New forms of care
Careful co-ordination between available care possibilities and the type of care needed often shows that care away from home is not necessarily always the best, especially in the case of children. Recently therefore there has been an increase in the availability of day placings combined with the possibility to stay over night and where families can receive educational advice. You could call this “drop-in curative education”, and a course is being designed to train teachers in this new capacity. The state is exercising pressure to adapt residential places to other forms of care, the policy guideline being that over the course of several years about 30% of places should have been changed to other forms of caring: for adults, for example, small houses where four or five can live together, if necessary with carers.
Another new development in Holland is the need for a combination between farming and care. There is a new concept “the care farm” which covers a renewal in agriculture as well as in care work. Anthroposophical social therapy has always included this combination of care and farming.
Society at large is very interested in the experience that has been gained in these situations. The Dutch Association for Curative Education and the Biodynamic Agriculture College have joined forces to develop a training for colleagues in these integrative farms. The authorities are financing this project.
Such progressive individualization of care and targetted planning are aspects of the spirit of the age. It is an exercise in developing a genuine interest in the other person and this involves entering into a relationship in order to let the action arise out of the situation that ensues. This calls for new forms of community building or, to use a better term, solidarity.

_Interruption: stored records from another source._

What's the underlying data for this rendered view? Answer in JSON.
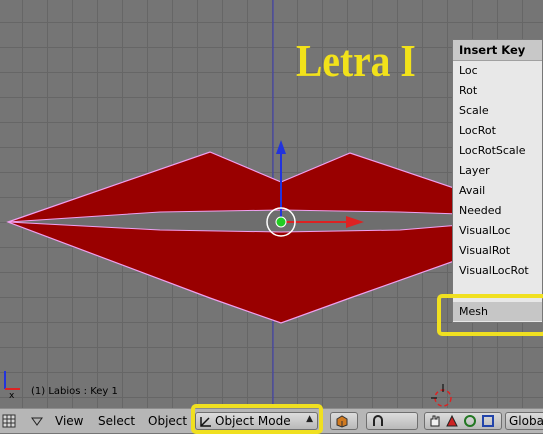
{
  "viewport": {
    "caption": "Letra I",
    "status": "(1) Labios : Key 1"
  },
  "insert_key_menu": {
    "title": "Insert Key",
    "items": [
      "Loc",
      "Rot",
      "Scale",
      "LocRot",
      "LocRotScale",
      "Layer",
      "Avail",
      "Needed",
      "VisualLoc",
      "VisualRot",
      "VisualLocRot"
    ],
    "highlighted_item": "Mesh"
  },
  "header": {
    "menus": [
      "View",
      "Select",
      "Object"
    ],
    "mode_selector": "Object Mode",
    "orientation": "Global"
  },
  "colors": {
    "mesh_fill": "#990000",
    "mesh_edge": "#f0a0f0",
    "caption": "#f2e21a",
    "highlight": "#f0e020"
  },
  "icons": [
    "grid-icon",
    "triangle-down-icon",
    "axis-widget-icon",
    "3d-cursor-icon",
    "mesh-cube-icon",
    "magnet-icon",
    "hand-icon",
    "rotate-icon",
    "scale-icon"
  ]
}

Unfortunately, the disadvantages of increasing bureaucracy are also clearly to be felt. The new guidelines, budgets tied to individuals and so on generate a flood of paperwork, so that social chaos threatens with a vengeance. Establishments have to be creative in their administrative methods and develop the ability to tolerate uncertainty. The same goes for those who work there as they are expected to develop new attitudes and skills.
TRUIDA DE RAAF
Teacher at The Hague for 30 years. Since 1999 a member of staff at the Education Section at the Goetheanum, Dornach, Switzerland.
Truida de Raaf
Advisory work for curative education and social therapy establishments. Teacher at a college.